If it seemed like déjà vu all over again the other day when the state’s parole board issued a decision that could free a leading disciple of perhaps the most vicious killer California has ever seen, that’s because it was.
The order marked the third time in the last five years that the Board of Parole Hearings has tried to release convicted Manson Family murderer Bruce Davis. The previous two attempts were reversed, first by ex-Gov. Arnold Schwarzenegger and then by current Gov. Jerry Brown.
This being an election year, it’s almost inconceivable Brown would allow Davis to be released this time, either. Going along with the parole board now would open Brown to Republican charges of being soft on crime, something he’s never been.
It’s been more than 44 years since a cadre of young followers of the racist guru Charles Manson loosed a campaign of terror upon Southern California, their avowed purpose to get a race war raging across the state and nation. He called the scheme “helter skelter,” taking the term from a Beatles song.
Their most notorious slayings were those of actress Sharon Tate and four others at her home in leafy Benedict Canyon on the northern edge of Beverly Hills and the killings of wholesale grocer Leno LaBianca and his wife Rosemary in their home a few miles away one day later. Manson’s henchmen (and women) covered the walls of the LaBianca residence in the Los Feliz district of Los Angeles with racist slogans scrawled in their victims’ blood.
Davis didn’t go on either of those expeditions, remaining at the (now built over) Spahn Movie Ranch in the Chatsworth area of the suburban San Fernando Valley on those humid August nights.
But he did participate in the murders of movie stuntman Donald (Shorty) Shea, whose body was carved up and buried piecemeal around the ranch in the summer of 1969, and aspiring musician Gary Hinman, also cut to pieces with knives and a sword by Manson and friends.
It’s difficult for those not involved in investigating, prosecuting or covering the Manson Family crimes to comprehend their gruesome nature. Trial testimony by one former Manson minion revealed that Davis held a gun on Hinman while Manson slashed his face with a sword, trying to extort money from him. Shea was killed allegedly because Manson feared he was a police informant.
When Brown last year refused to allow Davis to be paroled, his six-page decision included this salient point: “In rare circumstances, a murder is so heinous that it provides evidence of current dangerousness by itself.”
In short, Brown, who at that point had signed off on 81 percent of the parole board’s recommendations for releasing murderers serving life sentences, remembered the crimes well.
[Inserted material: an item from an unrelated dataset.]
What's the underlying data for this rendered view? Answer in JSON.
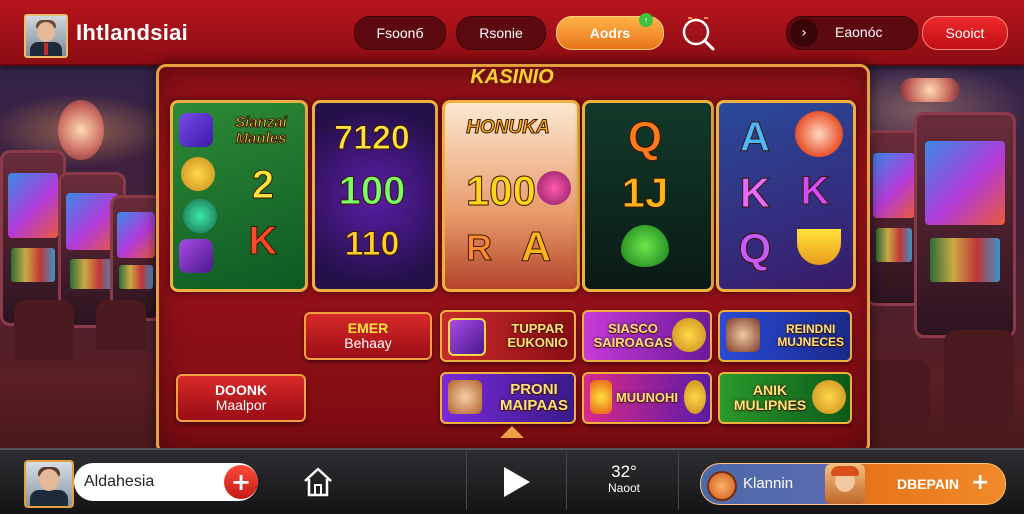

To Brown and to most who still recall the Manson spree, the fact that Davis has claimed for more than 40 years he had little to do with Shea’s death, saying he inflicted only a “token” stab wound on the stuntman’s shoulder, matters little. The same for the fact he has been well-behaved in prison and has earned a Ph.D. while incarcerated.
All of which raises the question of what might happen when California gets a governor who not only doesn’t remember the Manson Family, but has little heard about it. If Brown is reelected this fall, that question will be delayed. But the leading candidates to succeed him in 2018 might include Democrats like Lt. Gov. Gavin Newsom, two years old at the time the Mansons ran amok, and state Atty. Gen. Kamala Harris, five at the time. Brown’s current Republican opponents, Assemblyman Tim Donnelly and former financier Neel Kashkari, were respectively three years old and not born until about four years afterward.
Might their lack of sentience at the time lead one of them to let Davis go? If so, that would be just plain wrong, for some crimes are just too horrible ever to be forgiven, no matter how old or intellectual the perpetrators may become.
— Email Thomas Elias at firstname.lastname@example.org. His book, “The Burzynski Breakthrough: The Most Promising Cancer Treatment and the Government’s Campaign to Squelch It,” is now available in a soft cover fourth edition. For more Elias columns, visit www.californiafocus.net